==== Given records

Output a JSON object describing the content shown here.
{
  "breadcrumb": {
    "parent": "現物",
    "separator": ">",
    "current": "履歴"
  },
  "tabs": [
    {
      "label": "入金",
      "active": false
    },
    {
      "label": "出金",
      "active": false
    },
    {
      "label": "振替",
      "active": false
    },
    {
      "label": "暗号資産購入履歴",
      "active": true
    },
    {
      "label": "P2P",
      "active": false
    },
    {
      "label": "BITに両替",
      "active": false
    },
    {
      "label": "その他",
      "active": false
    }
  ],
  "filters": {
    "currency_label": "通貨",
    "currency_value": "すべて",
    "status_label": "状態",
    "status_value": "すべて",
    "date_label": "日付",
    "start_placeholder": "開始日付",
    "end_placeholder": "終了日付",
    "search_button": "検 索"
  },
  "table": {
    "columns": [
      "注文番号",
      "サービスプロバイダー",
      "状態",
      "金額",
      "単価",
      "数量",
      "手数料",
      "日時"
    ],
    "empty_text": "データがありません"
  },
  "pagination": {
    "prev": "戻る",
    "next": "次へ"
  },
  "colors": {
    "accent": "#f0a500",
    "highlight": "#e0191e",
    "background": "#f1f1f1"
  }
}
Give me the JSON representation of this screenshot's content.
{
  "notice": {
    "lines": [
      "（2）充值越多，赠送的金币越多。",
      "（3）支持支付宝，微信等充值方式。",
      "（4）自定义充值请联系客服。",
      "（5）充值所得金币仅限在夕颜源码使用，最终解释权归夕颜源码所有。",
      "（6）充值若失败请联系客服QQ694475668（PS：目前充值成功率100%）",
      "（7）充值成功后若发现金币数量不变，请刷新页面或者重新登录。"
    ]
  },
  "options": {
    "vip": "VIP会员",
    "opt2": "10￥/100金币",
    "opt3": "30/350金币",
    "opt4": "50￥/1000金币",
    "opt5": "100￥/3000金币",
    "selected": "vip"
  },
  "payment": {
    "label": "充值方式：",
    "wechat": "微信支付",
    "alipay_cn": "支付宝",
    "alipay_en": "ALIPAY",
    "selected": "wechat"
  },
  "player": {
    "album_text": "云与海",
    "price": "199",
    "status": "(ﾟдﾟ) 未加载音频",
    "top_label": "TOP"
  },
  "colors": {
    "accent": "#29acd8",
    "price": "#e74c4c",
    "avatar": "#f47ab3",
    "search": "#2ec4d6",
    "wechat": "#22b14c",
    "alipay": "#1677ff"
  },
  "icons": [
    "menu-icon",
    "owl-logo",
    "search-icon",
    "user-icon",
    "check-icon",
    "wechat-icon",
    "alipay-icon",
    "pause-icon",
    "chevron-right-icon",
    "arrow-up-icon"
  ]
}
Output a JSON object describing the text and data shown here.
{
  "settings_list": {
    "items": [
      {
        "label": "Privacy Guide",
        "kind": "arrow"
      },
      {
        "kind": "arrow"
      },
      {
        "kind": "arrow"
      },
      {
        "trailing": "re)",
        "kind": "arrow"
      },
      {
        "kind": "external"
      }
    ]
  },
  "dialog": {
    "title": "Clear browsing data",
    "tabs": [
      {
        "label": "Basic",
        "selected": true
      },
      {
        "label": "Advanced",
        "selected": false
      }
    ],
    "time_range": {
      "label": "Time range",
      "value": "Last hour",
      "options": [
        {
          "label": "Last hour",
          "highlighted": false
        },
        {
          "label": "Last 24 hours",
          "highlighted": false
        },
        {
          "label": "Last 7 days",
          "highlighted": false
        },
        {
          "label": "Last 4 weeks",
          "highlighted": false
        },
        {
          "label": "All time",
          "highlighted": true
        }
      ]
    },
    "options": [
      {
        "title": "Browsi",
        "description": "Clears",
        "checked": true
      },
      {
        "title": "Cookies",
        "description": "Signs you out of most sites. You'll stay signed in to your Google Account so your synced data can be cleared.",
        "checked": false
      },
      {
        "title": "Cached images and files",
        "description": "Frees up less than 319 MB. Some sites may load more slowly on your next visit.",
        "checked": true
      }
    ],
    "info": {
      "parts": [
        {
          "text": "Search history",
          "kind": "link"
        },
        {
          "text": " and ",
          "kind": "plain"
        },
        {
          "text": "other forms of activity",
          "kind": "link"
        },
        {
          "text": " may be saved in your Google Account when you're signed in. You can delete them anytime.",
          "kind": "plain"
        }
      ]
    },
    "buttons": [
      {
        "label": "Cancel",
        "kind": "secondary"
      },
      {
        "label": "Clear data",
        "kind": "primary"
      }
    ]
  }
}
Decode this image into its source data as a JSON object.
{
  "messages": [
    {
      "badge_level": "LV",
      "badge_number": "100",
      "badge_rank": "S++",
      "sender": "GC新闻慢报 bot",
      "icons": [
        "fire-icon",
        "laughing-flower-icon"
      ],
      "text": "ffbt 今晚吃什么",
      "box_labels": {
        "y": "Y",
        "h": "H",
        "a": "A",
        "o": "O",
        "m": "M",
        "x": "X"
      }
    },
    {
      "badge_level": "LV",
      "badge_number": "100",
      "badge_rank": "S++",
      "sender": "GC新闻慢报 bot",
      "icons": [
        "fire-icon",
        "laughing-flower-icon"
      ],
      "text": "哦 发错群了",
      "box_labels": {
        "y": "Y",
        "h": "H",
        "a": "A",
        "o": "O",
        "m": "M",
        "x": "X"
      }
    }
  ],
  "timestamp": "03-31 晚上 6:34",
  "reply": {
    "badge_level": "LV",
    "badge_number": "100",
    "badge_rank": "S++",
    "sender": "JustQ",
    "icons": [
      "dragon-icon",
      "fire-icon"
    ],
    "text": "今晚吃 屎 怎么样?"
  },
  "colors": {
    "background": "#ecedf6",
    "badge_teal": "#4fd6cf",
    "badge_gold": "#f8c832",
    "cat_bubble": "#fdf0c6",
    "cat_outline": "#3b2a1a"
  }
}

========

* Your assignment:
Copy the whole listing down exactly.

* Exercise output:
Output a JSON object describing the content shown here.
{
  "breadcrumb": {
    "parent": "現物",
    "separator": ">",
    "current": "履歴"
  },
  "tabs": [
    {
      "label": "入金",
      "active": false
    },
    {
      "label": "出金",
      "active": false
    },
    {
      "label": "振替",
      "active": false
    },
    {
      "label": "暗号資産購入履歴",
      "active": true
    },
    {
      "label": "P2P",
      "active": false
    },
    {
      "label": "BITに両替",
      "active": false
    },
    {
      "label": "その他",
      "active": false
    }
  ],
  "filters": {
    "currency_label": "通貨",
    "currency_value": "すべて",
    "status_label": "状態",
    "status_value": "すべて",
    "date_label": "日付",
    "start_placeholder": "開始日付",
    "end_placeholder": "終了日付",
    "search_button": "検 索"
  },
  "table": {
    "columns": [
      "注文番号",
      "サービスプロバイダー",
      "状態",
      "金額",
      "単価",
      "数量",
      "手数料",
      "日時"
    ],
    "empty_text": "データがありません"
  },
  "pagination": {
    "prev": "戻る",
    "next": "次へ"
  },
  "colors": {
    "accent": "#f0a500",
    "highlight": "#e0191e",
    "background": "#f1f1f1"
  }
}
Give me the JSON representation of this screenshot's content.
{
  "notice": {
    "lines": [
      "（2）充值越多，赠送的金币越多。",
      "（3）支持支付宝，微信等充值方式。",
      "（4）自定义充值请联系客服。",
      "（5）充值所得金币仅限在夕颜源码使用，最终解释权归夕颜源码所有。",
      "（6）充值若失败请联系客服QQ694475668（PS：目前充值成功率100%）",
      "（7）充值成功后若发现金币数量不变，请刷新页面或者重新登录。"
    ]
  },
  "options": {
    "vip": "VIP会员",
    "opt2": "10￥/100金币",
    "opt3": "30/350金币",
    "opt4": "50￥/1000金币",
    "opt5": "100￥/3000金币",
    "selected": "vip"
  },
  "payment": {
    "label": "充值方式：",
    "wechat": "微信支付",
    "alipay_cn": "支付宝",
    "alipay_en": "ALIPAY",
    "selected": "wechat"
  },
  "player": {
    "album_text": "云与海",
    "price": "199",
    "status": "(ﾟдﾟ) 未加载音频",
    "top_label": "TOP"
  },
  "colors": {
    "accent": "#29acd8",
    "price": "#e74c4c",
    "avatar": "#f47ab3",
    "search": "#2ec4d6",
    "wechat": "#22b14c",
    "alipay": "#1677ff"
  },
  "icons": [
    "menu-icon",
    "owl-logo",
    "search-icon",
    "user-icon",
    "check-icon",
    "wechat-icon",
    "alipay-icon",
    "pause-icon",
    "chevron-right-icon",
    "arrow-up-icon"
  ]
}
Output a JSON object describing the text and data shown here.
{
  "settings_list": {
    "items": [
      {
        "label": "Privacy Guide",
        "kind": "arrow"
      },
      {
        "kind": "arrow"
      },
      {
        "kind": "arrow"
      },
      {
        "trailing": "re)",
        "kind": "arrow"
      },
      {
        "kind": "external"
      }
    ]
  },
  "dialog": {
    "title": "Clear browsing data",
    "tabs": [
      {
        "label": "Basic",
        "selected": true
      },
      {
        "label": "Advanced",
        "selected": false
      }
    ],
    "time_range": {
      "label": "Time range",
      "value": "Last hour",
      "options": [
        {
          "label": "Last hour",
          "highlighted": false
        },
        {
          "label": "Last 24 hours",
          "highlighted": false
        },
        {
          "label": "Last 7 days",
          "highlighted": false
        },
        {
          "label": "Last 4 weeks",
          "highlighted": false
        },
        {
          "label": "All time",
          "highlighted": true
        }
      ]
    },
    "options": [
      {
        "title": "Browsi",
        "description": "Clears",
        "checked": true
      },
      {
        "title": "Cookies",
        "description": "Signs you out of most sites. You'll stay signed in to your Google Account so your synced data can be cleared.",
        "checked": false
      },
      {
        "title": "Cached images and files",
        "description": "Frees up less than 319 MB. Some sites may load more slowly on your next visit.",
        "checked": true
      }
    ],
    "info": {
      "parts": [
        {
          "text": "Search history",
          "kind": "link"
        },
        {
          "text": " and ",
          "kind": "plain"
        },
        {
          "text": "other forms of activity",
          "kind": "link"
        },
        {
          "text": " may be saved in your Google Account when you're signed in. You can delete them anytime.",
          "kind": "plain"
        }
      ]
    },
    "buttons": [
      {
        "label": "Cancel",
        "kind": "secondary"
      },
      {
        "label": "Clear data",
        "kind": "primary"
      }
    ]
  }
}
Decode this image into its source data as a JSON object.
{
  "messages": [
    {
      "badge_level": "LV",
      "badge_number": "100",
      "badge_rank": "S++",
      "sender": "GC新闻慢报 bot",
      "icons": [
        "fire-icon",
        "laughing-flower-icon"
      ],
      "text": "ffbt 今晚吃什么",
      "box_labels": {
        "y": "Y",
        "h": "H",
        "a": "A",
        "o": "O",
        "m": "M",
        "x": "X"
      }
    },
    {
      "badge_level": "LV",
      "badge_number": "100",
      "badge_rank": "S++",
      "sender": "GC新闻慢报 bot",
      "icons": [
        "fire-icon",
        "laughing-flower-icon"
      ],
      "text": "哦 发错群了",
      "box_labels": {
        "y": "Y",
        "h": "H",
        "a": "A",
        "o": "O",
        "m": "M",
        "x": "X"
      }
    }
  ],
  "timestamp": "03-31 晚上 6:34",
  "reply": {
    "badge_level": "LV",
    "badge_number": "100",
    "badge_rank": "S++",
    "sender": "JustQ",
    "icons": [
      "dragon-icon",
      "fire-icon"
    ],
    "text": "今晚吃 屎 怎么样?"
  },
  "colors": {
    "background": "#ecedf6",
    "badge_teal": "#4fd6cf",
    "badge_gold": "#f8c832",
    "cat_bubble": "#fdf0c6",
    "cat_outline": "#3b2a1a"
  }
}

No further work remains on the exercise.